One year on
“So here we were, one year later, angry victims of a crime, facing the criminal. As the carefully-facilitated dialogue continued, we asked JK about himself, and his background. Gradually this very unusual encounter began to feel more and more like a normal situation, after all if someone is troubled it’s a natural human emotion to want to help. JK’s story was of a man now in his mid-forties (but looking older than that, and far from well) who, in the recession of 25 years ago, had lost his job in his home area of Merseyside, and to keep his wife and small daughter, had started couriering small amounts of drugs, eventually becoming an addict himself. His life rapidly spiralled downhill, he lost touch with his family, moved away from his home roots, got into trouble and inevitably into the cycle of imprisonment.
“We knew we had to try and propose something for JK which could prevent anyone else suffering the agony we’d been through. An RJ Conference always culminates in an Outcome Agreement, and JK’s Agreement had seven commitments, which we all suggested and he signed up to. One was that he’d keep us updated on his progress by writing us a letter, which indeed he duly did, a few months later. We also suggested he tackle his drugs, try and get qualifications, get re-united with his now grown-up daughter. And of course, give up thieving – for good.
A weight off the shoulders
“Even though this meeting was a few years ago, I remember it very clearly. One moment stands out particularly. Richard was talking about our old Mazda car, which we’d desperately relied on to visit my family when my father was very ill. JK had taken our car-keys and had tried to drive off in the car –but without success.
“As Richard spoke about it, JK looked at him and said “Oh yes that’s the one that had the immobiliser, I had to call a taxi to get away …”. That’s when we knew that this man could indeed remember breaking into our property, our home. And that moment of his honesty we will never forget. He did acknowledge he had been the burglar.

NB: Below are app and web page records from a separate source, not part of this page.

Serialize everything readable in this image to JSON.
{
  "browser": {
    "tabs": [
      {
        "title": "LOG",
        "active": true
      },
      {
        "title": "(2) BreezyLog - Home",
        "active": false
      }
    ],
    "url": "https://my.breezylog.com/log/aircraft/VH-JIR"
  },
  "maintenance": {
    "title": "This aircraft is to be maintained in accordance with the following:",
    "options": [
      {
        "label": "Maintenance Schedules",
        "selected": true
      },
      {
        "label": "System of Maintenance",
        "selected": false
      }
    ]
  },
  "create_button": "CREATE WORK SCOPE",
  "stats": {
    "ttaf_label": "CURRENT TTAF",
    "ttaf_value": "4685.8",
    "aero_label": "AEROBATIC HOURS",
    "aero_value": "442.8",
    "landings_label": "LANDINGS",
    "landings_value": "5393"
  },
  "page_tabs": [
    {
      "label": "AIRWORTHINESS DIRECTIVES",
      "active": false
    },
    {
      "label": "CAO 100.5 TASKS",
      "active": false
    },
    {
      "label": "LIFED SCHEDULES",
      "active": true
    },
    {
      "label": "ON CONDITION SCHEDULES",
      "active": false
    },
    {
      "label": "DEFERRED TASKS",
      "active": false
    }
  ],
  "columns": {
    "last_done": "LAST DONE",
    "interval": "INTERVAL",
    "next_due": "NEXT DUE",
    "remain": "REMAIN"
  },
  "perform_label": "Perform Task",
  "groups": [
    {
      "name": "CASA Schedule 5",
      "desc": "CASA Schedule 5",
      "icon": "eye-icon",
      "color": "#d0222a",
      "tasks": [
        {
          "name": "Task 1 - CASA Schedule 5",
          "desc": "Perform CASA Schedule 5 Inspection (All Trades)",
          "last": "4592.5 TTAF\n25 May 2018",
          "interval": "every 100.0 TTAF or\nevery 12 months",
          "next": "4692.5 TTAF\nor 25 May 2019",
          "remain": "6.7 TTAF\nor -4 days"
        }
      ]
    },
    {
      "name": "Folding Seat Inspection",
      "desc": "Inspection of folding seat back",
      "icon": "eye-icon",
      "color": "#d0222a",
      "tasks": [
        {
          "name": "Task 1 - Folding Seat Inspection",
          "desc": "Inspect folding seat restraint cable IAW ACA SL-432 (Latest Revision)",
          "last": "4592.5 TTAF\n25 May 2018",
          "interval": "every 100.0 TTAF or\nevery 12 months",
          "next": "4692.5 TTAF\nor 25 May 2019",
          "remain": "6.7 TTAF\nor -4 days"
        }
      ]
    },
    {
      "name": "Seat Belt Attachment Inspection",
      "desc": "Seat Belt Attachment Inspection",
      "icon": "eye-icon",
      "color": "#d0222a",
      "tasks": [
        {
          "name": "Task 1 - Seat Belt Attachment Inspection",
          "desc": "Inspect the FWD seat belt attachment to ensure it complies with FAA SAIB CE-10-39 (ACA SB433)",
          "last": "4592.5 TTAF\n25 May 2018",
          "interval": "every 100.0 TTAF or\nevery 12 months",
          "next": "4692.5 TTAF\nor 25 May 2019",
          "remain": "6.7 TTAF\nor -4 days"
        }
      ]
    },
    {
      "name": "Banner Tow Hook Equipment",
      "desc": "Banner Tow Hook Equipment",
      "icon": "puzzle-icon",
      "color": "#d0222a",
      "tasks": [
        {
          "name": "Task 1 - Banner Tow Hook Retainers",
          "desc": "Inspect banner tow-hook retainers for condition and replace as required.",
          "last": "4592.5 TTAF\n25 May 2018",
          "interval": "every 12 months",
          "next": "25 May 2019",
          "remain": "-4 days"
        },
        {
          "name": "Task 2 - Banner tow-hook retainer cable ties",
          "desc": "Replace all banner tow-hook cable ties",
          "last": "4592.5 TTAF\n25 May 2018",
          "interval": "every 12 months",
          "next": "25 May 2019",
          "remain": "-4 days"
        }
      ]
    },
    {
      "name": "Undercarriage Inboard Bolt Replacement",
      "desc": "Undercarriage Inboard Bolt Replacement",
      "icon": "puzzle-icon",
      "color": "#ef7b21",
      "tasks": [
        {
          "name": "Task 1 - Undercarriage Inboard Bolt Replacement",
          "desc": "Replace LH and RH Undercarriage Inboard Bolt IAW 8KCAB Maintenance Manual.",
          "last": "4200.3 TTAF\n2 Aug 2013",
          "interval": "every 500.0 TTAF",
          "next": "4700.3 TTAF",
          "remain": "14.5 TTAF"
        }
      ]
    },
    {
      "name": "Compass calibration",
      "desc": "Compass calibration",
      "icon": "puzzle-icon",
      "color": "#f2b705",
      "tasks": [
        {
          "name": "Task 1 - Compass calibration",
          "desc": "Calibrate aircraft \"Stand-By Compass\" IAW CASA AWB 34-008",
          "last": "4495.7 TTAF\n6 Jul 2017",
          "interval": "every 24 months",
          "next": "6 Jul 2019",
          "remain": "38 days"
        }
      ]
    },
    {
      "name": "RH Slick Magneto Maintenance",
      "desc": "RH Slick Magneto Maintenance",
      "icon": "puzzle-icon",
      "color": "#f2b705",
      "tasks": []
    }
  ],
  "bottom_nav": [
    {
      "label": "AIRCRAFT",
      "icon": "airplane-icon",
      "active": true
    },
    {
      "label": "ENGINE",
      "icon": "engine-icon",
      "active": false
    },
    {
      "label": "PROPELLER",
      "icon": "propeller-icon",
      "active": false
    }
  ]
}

“We left the prison feeling like a weight had come off our shoulders, I actually found myself smiling on the journey back, as the two of us held hands, going home to our son.